Originally Posted by dansamy
I recently purchased a used tivo hd from eBay, which was reported to be "in good, used condition" & functional. Upon getting it all set up on ota digital antenna only, the recordings freeze, do not play & then the tivo begins to reboot. After a few moments on the welcome screen, it flashes over to a blank gray screen with no remote response at all. It must be unplugged to reboot. Any ideas? HDD? PSU? Mobo? I do not wish to shotgun pays until it works as intended. If there's multiple causes for this symptom, I'd prefer to contact the seller to return it & either try another unit or just do an XBMC PC.
How much did you pay and does it have a lifetime subscription or not?
Generally when a TiVo goes from the original Welcome screen (which is stored on a chip on the motherboard and not on the drive) to a plain, featureless gray screen, it means there's a problem with communications between the motherboard and the hard drive, but that the motherboard is at least somewhat aware of the existance of a hard drive.
(If you boot a TiVo with no hard drive attached, data-cable wise, it never moves beyond that first screen to anything else.)
All of the Series 2 and Series 3 TiVo models are subject to possible power supply problems because millions and millions of unintentionally faulty electrolytic capacitors flooded into the global supply chain beginning over a decade and a half ago.
This problem is generally referred to as capacitor plague.

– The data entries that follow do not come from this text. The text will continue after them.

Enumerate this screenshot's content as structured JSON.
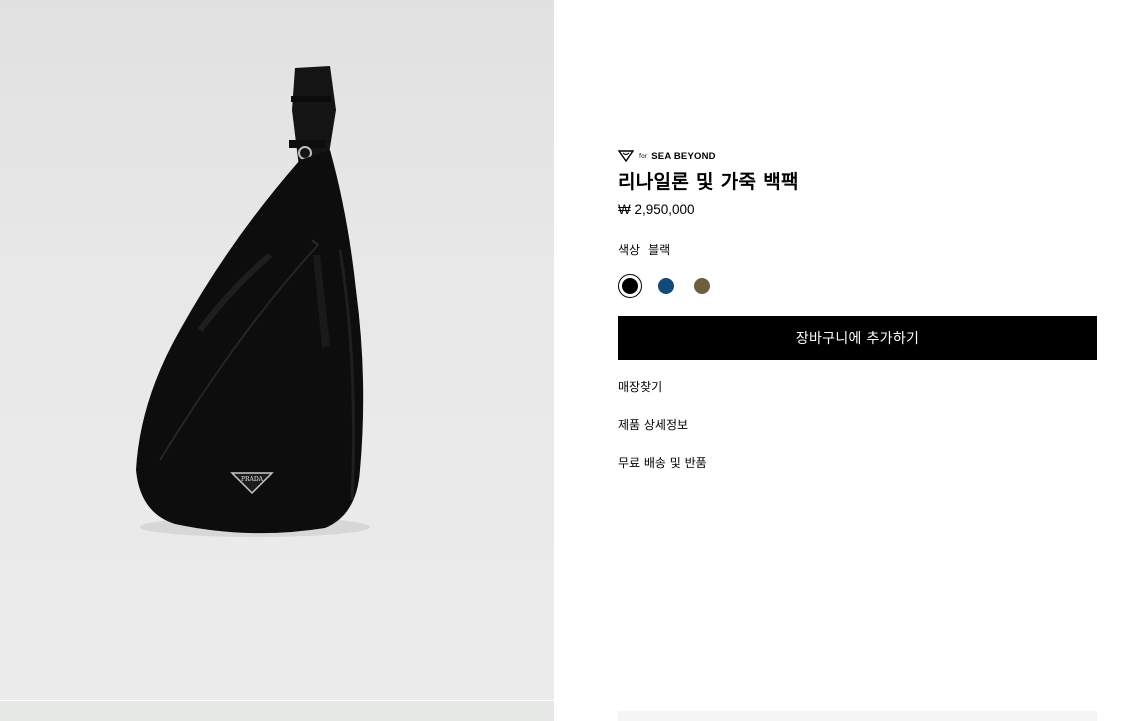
{
  "badge": {
    "prefix": "for",
    "brand": "SEA BEYOND"
  },
  "product": {
    "title": "리나일론 및 가죽 백팩",
    "price": "₩ 2,950,000",
    "image_alt": "리나일론 및 가죽 백팩",
    "logo_text": "PRADA"
  },
  "color": {
    "label": "색상",
    "selected": "블랙",
    "swatches": [
      {
        "name": "블랙",
        "hex": "#000000",
        "selected": true
      },
      {
        "name": "블루",
        "hex": "#144a7a",
        "selected": false
      },
      {
        "name": "올리브",
        "hex": "#6e5e40",
        "selected": false
      }
    ]
  },
  "actions": {
    "add_to_cart": "장바구니에 추가하기"
  },
  "links": [
    "매장찾기",
    "제품 상세정보",
    "무료 배송 및 반품"
  ]
}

The good news is that if that's your problem it's easily fixable for about $10 in replacement Low ESR caps rated for use at up to 105 degrees C and a little soldering.
If the hard drive can't get quite as much current as it needs to operate properly, that could produce the trouble you're having.
On the other hand, so could a problem with the hard drive itself.
Also possible is faulty data connection between hard drive and motherboard--perhaps due to a combination of heat related expanding and contracting before shipping and getting bounced around during shipping making the data cable come lose at one end or the other.
All of these are going to require using a #10 Torx bit to take the screws out and removing the top from the TiVo chassis.
Lots of people here have worked on their own TiVos, replacing hard drives and repairing power supplies, so we should be able to guide you through the necessary steps.